As a project car owner, there are certain websites I wish I could stay away from, but always end up frequenting, no matter what I do. Whether I'm researching DIY guides, ordering parts for preventative maintenance, or reading about other people's stories of misfortune, you can probably find me wasting my life away or spending my savings, through some website. Researching auto maintenance and finding car parts was a huge part of my job at the Classic Car Club of Manhattan and I'm going to share with you some of my favorite resources for doing just that.
Not only is eBay a great tool to use for finding your next project car, but it's also incredibly helpful when searching for that one part that seems to only be available from your local dealer. eBay has a vast amount amount of car parts listed and those parts are often OEM or of similar quality, and way cheaper than what you might even find from someone parting their car out on Craigslist or a forum.
Amazon is a great resource for stocking up on various shop supplies such as oils, disposable shop rags, or disposable rubber mechanic's gloves. Not only do items listed on Amazon often come at a lower price, but with shipping options that can be nearly unbeatable.
3) Your Make's Specialty Parts Supplier
Depending on the make of your vehicle there is more than likely a specialty parts supplier somewhere on the internet. For the various German makes, I always prefer GutenParts.com or PelicanParts.com. For various early American cars or racing parts you may use Ecklers.com, Yearone.com, or Jegs.com. There are tons of specialty parts suppliers on the web which sell OEM parts for less than what your local dealer will try to offer you, will offer quicker shipping, and almost definitely better customer service.
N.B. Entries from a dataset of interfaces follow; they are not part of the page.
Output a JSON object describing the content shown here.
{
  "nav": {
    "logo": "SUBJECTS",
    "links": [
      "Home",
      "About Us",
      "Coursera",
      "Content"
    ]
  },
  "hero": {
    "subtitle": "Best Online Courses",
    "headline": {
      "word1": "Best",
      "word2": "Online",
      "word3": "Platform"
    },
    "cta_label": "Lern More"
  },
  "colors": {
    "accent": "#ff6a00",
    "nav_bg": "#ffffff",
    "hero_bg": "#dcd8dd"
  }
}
Just yesterday I found myself spending my whole morning reading some poor saps horror story on how they bent a rod in their 2015 Subaru WRX (CVT) at 9000 miles due to lack of oil. Spending your spare time reading stories like that or researching DIY guides for preventative maintenance can save you tons of money in the future and surely prevent some headaches. Specific forums for your car may also introduce you to a whole community behind your ride and shed some light on various meetups in your area.
For a long time, Jalopnik and OppositeLock have been my virtual home. As a project car owner, I always enjoy sharing my stories and words of wisdom(?) with fellow enthusiasts, as well as learning from their successes, or catastrophes.
Do you have any other automotive websites you frequent? Any positive or negative experiences with the ones I listed? Please share below.